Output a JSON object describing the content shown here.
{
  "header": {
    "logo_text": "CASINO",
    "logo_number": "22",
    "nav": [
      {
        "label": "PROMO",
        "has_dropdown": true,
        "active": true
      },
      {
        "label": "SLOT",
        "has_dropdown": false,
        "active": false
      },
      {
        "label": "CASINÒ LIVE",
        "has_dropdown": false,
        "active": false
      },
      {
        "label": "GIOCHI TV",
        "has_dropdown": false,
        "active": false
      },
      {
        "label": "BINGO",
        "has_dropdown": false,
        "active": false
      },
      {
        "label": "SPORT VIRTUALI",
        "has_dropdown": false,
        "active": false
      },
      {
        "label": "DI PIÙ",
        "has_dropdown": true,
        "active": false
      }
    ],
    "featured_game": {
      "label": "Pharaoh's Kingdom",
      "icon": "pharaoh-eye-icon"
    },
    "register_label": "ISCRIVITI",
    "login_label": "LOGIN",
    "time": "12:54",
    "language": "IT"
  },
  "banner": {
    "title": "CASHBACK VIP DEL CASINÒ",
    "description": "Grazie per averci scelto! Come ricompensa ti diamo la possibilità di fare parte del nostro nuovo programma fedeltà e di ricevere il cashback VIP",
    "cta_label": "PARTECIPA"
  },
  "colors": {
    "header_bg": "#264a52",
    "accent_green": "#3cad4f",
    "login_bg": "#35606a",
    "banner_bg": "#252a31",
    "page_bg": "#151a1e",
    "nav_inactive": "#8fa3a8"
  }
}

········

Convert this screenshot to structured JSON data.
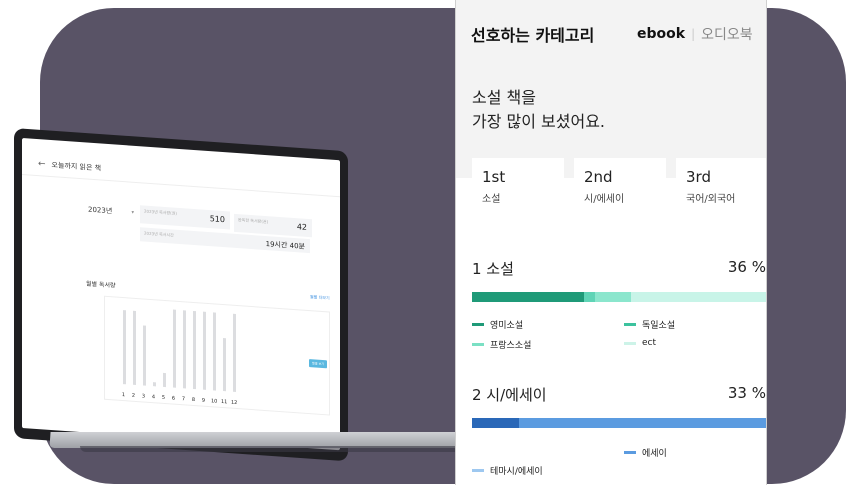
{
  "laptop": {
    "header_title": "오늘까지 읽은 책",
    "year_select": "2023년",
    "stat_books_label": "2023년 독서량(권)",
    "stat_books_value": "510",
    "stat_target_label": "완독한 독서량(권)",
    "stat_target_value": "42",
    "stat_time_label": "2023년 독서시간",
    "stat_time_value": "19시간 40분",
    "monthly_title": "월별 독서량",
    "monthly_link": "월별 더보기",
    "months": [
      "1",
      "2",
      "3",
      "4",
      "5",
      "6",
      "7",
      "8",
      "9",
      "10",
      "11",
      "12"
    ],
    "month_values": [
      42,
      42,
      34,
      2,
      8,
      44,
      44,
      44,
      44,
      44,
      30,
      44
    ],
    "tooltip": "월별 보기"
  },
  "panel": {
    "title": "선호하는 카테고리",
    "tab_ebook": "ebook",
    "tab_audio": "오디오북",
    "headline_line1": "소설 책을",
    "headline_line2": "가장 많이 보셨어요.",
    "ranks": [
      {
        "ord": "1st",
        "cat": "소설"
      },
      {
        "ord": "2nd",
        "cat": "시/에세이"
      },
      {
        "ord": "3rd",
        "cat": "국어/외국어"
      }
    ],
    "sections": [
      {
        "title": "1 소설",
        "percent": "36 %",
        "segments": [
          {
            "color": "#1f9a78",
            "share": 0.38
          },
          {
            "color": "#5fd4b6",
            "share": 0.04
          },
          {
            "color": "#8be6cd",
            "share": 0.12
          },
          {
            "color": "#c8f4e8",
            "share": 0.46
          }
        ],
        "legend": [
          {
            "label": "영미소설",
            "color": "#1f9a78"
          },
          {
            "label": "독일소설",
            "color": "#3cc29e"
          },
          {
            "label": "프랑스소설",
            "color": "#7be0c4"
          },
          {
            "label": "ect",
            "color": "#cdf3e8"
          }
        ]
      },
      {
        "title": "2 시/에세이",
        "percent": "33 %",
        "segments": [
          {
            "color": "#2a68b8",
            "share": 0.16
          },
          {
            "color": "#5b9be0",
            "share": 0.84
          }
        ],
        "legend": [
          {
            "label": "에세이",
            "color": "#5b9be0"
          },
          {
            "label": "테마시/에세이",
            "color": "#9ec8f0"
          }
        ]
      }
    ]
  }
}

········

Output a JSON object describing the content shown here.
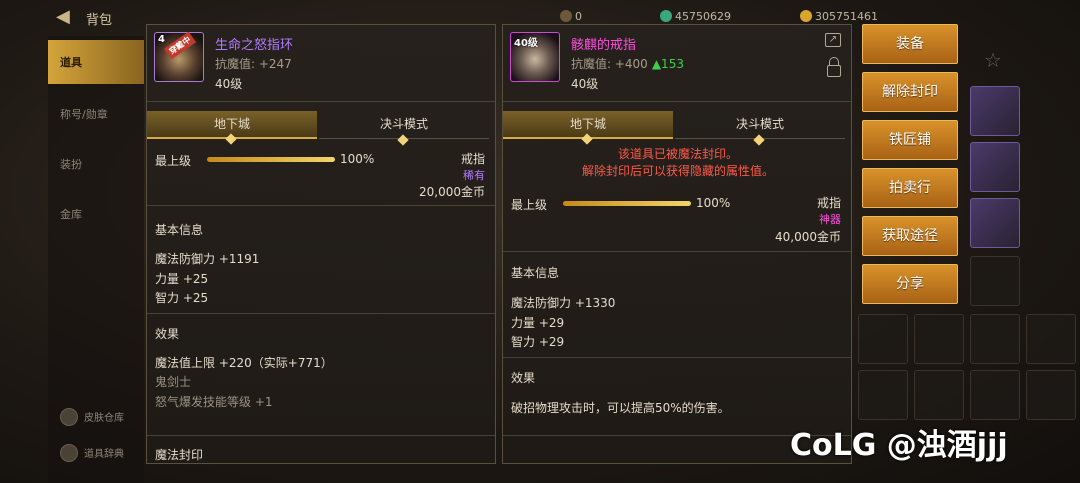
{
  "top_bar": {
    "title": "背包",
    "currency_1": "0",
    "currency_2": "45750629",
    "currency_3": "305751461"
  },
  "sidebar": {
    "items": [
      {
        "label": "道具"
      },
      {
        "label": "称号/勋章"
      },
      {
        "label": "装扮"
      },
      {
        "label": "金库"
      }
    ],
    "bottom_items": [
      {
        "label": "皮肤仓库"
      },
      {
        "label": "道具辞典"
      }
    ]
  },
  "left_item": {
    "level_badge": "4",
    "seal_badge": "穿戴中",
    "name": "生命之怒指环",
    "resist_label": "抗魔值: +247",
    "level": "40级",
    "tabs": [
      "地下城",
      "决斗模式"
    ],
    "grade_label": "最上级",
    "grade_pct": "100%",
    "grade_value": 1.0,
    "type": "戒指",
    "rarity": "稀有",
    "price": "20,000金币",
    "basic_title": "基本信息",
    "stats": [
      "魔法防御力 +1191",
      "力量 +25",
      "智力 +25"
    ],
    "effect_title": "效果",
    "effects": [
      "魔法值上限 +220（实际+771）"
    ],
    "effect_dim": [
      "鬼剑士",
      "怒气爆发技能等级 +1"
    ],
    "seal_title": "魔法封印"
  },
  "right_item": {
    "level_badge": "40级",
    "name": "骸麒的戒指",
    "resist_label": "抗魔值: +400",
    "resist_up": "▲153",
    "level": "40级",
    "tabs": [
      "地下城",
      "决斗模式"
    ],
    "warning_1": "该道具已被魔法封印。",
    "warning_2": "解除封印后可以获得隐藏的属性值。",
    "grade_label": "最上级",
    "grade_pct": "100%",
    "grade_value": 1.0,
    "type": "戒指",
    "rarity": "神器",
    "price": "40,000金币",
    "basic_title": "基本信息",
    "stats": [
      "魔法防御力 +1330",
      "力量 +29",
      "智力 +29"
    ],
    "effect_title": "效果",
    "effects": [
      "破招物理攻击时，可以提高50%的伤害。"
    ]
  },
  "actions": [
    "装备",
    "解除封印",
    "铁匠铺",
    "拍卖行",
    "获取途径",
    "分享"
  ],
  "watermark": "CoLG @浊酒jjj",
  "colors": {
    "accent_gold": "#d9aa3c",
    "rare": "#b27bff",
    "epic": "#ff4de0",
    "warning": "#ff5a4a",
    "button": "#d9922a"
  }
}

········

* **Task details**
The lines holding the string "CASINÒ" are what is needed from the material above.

* **Answer space**
        "label": "CASINÒ LIVE",
    "title": "CASHBACK VIP DEL CASINÒ",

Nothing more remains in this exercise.